Tales of Retirement
By Joan Hoban
Former Registered Nurse
Retired October 1, 2017
“You don’t need a weatherman to know which way the wind blows…”
I’ve listened to that line from Bob Dylan’s song Subterranean Homesick Blues many times over the last 50 (what?!) years, but today it delivered a tidy little aha moment (AKA playful nudge-in-the-arm) about why I should be figuring out my life’s direction for myself. Nobody else can do that for me, unless I want to end up where others think I should be going. And who wants to be placed somewhere the dice rolled them, like a game piece in Monopoly? That sure doesn’t lend itself to feeling lit by the passion that the empowerment of self-determination brings!
Wouldn’t we all rather be exhilarated by the Game of Life as we create it? When I craft my own rules, strategies for winning, and, for that matter, even what a win actually looks like for me, I’m going to want to play that game over and over again.
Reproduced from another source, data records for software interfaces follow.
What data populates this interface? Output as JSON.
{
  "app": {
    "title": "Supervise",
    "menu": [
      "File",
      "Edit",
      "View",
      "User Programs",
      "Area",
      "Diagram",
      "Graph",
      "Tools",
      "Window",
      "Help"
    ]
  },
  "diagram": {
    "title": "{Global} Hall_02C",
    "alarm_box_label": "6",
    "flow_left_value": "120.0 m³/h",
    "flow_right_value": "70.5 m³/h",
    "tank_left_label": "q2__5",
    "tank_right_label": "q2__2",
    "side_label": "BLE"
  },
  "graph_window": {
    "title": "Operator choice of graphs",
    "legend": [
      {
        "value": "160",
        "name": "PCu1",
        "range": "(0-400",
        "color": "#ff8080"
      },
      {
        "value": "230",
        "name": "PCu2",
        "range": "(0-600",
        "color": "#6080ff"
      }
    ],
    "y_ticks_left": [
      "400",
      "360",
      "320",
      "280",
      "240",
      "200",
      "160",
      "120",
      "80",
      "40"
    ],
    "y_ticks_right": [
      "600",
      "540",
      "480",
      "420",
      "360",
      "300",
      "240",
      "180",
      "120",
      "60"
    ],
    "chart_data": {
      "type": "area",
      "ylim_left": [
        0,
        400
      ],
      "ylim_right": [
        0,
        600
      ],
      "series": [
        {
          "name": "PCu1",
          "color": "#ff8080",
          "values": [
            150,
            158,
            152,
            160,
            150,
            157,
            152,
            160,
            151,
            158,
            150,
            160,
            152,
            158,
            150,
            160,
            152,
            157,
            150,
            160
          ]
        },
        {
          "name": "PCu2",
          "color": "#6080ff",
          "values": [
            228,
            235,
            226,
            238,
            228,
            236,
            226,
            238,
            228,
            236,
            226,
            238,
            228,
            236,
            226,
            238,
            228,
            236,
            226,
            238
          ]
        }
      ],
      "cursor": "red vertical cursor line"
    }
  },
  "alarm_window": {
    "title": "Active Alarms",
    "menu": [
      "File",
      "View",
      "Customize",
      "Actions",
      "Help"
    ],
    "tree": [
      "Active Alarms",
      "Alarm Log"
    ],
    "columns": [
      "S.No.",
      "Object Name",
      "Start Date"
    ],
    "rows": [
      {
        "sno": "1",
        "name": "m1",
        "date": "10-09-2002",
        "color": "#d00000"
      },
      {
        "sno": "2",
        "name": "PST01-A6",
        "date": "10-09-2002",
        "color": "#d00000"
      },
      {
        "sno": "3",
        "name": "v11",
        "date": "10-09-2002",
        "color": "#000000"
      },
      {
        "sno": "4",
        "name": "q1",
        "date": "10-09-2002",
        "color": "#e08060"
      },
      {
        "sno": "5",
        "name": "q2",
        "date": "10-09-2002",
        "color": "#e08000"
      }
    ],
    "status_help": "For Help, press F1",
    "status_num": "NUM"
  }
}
As a senior, that’s a really terrific way to greet every morning, wanting to leap into my overalls and get down to business playing in the sandbox of the Game of MY Life.
From structured to unfettered
Where’s all this Game of Life business coming from? Well, I just retired a couple of months ago after 45 happy, fulfilling years of service as a registered nurse, a profession I absolutely loved, and where there was a fair bit of predetermination about what type of moves I was going to be playing every day. The skeleton plan for my shift each workday was already determined and just waiting for me to flesh out with the tasks, challenges, and accomplishments the hours ahead asked of me. No two days
the same, totally stimulating, infinitely rewarding work I was passionate about (oh how I miss it!), with only the basic form and function of each day known to me.
Now, as I look out over the multi-hued, unfettered horizon at the – hopefully – 30 years sprawled out before me, it feels like I can truly become the architect of my own dreams, with most of the responsibilities and restrictions of past life phases (children, education, career) no longer up for consideration, no longer in the mix.
Frisky and champing at the bit?
Which leads to NOW WHAT THE HECK HAPPENS? What defines us and makes us whole changes over the decades. What made us frisky and champing at the bit at 20 is likely not going to get as much of a rise out of us at 60 or 70. I believe that figuring out what excites us now is the key, rather than settling into complacency.
I think one of the biggest mistakes I could make, as a retiree, would be to believe that I have done everything I meant to and, after all the years of service I devoted to society, well, now the world just kind of…owes me. Like maybe that five-minute wait for a table at a restaurant is unacceptable, or shouldn’t all those kids shrieking with glee outside in the neighbourhood playground be using their ‘inside voices.’ For me, that sense of entitlement, just because we are older (not that we haven’t earned respect for our age and wisdom, since we have absolutely put in our time), just doesn’t mesh with being the visionary architect of my retirement years – unless I want to envision myself as a Cranky McCrankster, with all fleeing from my path. Growing older with grace is not for the faint of heart!
My little notebook
When I was younger, I often felt too stressed, yanked in a whole bunch of directions, allowing myself no time to dream. The dreams come easily now. I’ve devoted a little notebook to them. I keep it in full view on my kitchen counter, waiting on standby to register and store those dreams anytime I conjure up a new idea, wish, curiosity, or challenge to possibly try out in my retirement years. Possibility is such a great word; it’s the free pass I believe will buoy anything that is written in that notebook, until that idea is launched on its journey. If it is written down, it juuuust may happen!
Winds of freedom
What I’ve been able to figure out so far, since retiring, is to breathe. Let things land, notice what is working and not working about how I live each day. Then choose to do something different – if I want to. That’s the truly wonderful thing about retirement: with the restrictions of work schedules removed, our choices are pretty much 100% ours (budgets permitting). And I get to change my mind anytime – just like those winds Dylan mentions, which are free to suddenly shift and change their direction. It’s such a heady feeling to now have the choice to ride those winds of freedom through the years ahead. Yup, a weatherman won’t be able to tell me what directions those winds will be blowing, but I CAN’T wait to see where I will allow them to take me. I could just be in for the ride of my Game of Life…